Hours and story points have no direct relationship to one another. Story points measure relative effort, while hours measure ideal or wall-clock time. They are both useful, but are not interchangeable.
Estimating Variable Capacity
Velocity is a range, not a single value, and is generally most useful when:
- Planning a project schedule once the velocity stabilizes.
- Applying a smoothing function to spiky per-sprint results.
However, unless you've gathered sufficient velocity data to amortize variations in capacity, then you have to apply some common sense instead. Consider these examples:
If you've been doing Scrum for a year, people take sick days, go on vacation, or work above or below their typical capacity from time to time. Velocity averages those data points over time, and allows you to make reasonable estimates anyway.
You've only been doing Scrum for two months, and have had all hands on deck for both Sprints. You have zero data regarding normal variation, and no information on maximum or minimum team capacity. You will therefore have to apply a fudge factor.

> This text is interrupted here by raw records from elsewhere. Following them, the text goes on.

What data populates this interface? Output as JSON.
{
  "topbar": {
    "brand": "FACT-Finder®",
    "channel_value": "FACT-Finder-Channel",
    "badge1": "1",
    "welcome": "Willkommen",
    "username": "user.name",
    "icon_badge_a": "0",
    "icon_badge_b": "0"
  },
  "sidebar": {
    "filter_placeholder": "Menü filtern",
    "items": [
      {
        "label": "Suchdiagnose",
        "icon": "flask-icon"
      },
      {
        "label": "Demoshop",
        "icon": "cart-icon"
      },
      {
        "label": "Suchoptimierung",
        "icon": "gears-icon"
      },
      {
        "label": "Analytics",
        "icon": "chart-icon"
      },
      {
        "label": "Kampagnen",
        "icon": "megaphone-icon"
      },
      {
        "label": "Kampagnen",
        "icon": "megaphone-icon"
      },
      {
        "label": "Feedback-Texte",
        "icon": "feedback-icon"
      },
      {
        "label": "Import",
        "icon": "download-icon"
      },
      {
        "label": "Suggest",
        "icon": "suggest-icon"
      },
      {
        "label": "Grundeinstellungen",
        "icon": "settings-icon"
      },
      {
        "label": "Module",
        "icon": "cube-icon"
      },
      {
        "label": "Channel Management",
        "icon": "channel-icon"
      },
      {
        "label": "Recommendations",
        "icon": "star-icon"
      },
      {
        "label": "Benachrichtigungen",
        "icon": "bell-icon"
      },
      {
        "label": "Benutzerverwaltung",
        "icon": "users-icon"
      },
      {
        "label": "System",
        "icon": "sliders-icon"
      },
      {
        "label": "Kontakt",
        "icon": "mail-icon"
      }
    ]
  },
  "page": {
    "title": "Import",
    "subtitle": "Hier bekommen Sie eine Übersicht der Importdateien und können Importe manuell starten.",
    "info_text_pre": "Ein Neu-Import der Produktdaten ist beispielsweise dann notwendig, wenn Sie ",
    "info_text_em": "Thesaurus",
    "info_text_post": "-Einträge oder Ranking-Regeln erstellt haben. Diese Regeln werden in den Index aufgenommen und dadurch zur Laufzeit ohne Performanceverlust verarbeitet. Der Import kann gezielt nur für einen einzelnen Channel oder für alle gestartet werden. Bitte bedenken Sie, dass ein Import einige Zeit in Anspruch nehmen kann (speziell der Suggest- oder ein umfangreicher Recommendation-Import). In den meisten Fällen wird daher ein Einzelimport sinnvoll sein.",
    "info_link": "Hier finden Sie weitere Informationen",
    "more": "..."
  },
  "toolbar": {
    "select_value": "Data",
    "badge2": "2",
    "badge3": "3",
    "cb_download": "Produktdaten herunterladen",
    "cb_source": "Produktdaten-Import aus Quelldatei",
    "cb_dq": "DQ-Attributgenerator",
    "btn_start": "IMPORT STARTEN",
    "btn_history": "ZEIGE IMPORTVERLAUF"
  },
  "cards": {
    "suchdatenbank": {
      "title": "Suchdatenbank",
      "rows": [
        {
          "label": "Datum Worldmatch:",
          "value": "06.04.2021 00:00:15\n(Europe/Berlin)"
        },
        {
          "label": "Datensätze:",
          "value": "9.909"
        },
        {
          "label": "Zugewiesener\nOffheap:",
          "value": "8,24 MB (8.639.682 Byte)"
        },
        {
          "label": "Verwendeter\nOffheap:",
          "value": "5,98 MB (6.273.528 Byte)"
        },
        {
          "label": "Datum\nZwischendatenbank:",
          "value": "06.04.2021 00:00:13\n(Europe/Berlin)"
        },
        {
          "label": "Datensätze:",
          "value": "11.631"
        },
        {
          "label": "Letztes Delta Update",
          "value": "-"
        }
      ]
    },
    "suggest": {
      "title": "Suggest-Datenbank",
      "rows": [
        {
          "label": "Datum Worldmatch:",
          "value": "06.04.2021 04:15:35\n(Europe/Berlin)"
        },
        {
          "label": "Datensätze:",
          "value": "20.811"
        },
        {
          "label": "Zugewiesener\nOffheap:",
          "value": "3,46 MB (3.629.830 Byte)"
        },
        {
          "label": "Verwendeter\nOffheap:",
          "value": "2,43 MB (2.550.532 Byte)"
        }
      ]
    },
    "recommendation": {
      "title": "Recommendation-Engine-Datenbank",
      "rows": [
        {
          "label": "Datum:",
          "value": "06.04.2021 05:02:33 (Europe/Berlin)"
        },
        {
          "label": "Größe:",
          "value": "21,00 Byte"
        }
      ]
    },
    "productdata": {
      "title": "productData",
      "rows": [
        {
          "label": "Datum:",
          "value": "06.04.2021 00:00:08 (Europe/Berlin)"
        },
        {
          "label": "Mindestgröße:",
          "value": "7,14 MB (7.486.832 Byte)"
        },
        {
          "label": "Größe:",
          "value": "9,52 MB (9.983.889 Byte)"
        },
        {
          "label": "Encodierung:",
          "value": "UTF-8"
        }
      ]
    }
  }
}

It's Okay to Under-Commit
In Scrum, the main goal of Sprint Planning is to avoid over-commitment during a Sprint. The idea isn't to fulfill the 100% utilization fallacy; you don't have to pack each Sprint to the rafters based on your previous velocity.
The way Sprint Planning works is that velocity simply offers guidance, letting you know if you've gone over the reasonable work-in-progress limits for a single Sprint. It is up to the Development Team alone to determine how many story points can comfortably fit within the current iteration.
In your example, when you will be under-staffed for a Sprint, it is expected that the team will acknowledge this fact and adapt accordingly during Sprint Planning. For example, the team might say:
We normally try to limit our story points to 10-15 points per sprint. However, Bob is out having COBOL-based cybernetic implants placed into his cerebral cortex, so we should probably only commit to 8 points or less this time around.
The team then accepts only 8 points into the Sprint, based on their expected capacity. However, if they finish early, they can (and should) go back to the Product Owner in order to:
- Gather a few more small stories to round out the Sprint without over-committing.
- Ask the Product Owner for an Early Termination so that the Sprint Review, Sprint Retrospective, and Sprint Planning can be performed without simply waiting for the clock to run out.
The first is the most common practice, but the second is certainly acceptable within the bounds of the Scrum framework. It really just depends on what works best for your team.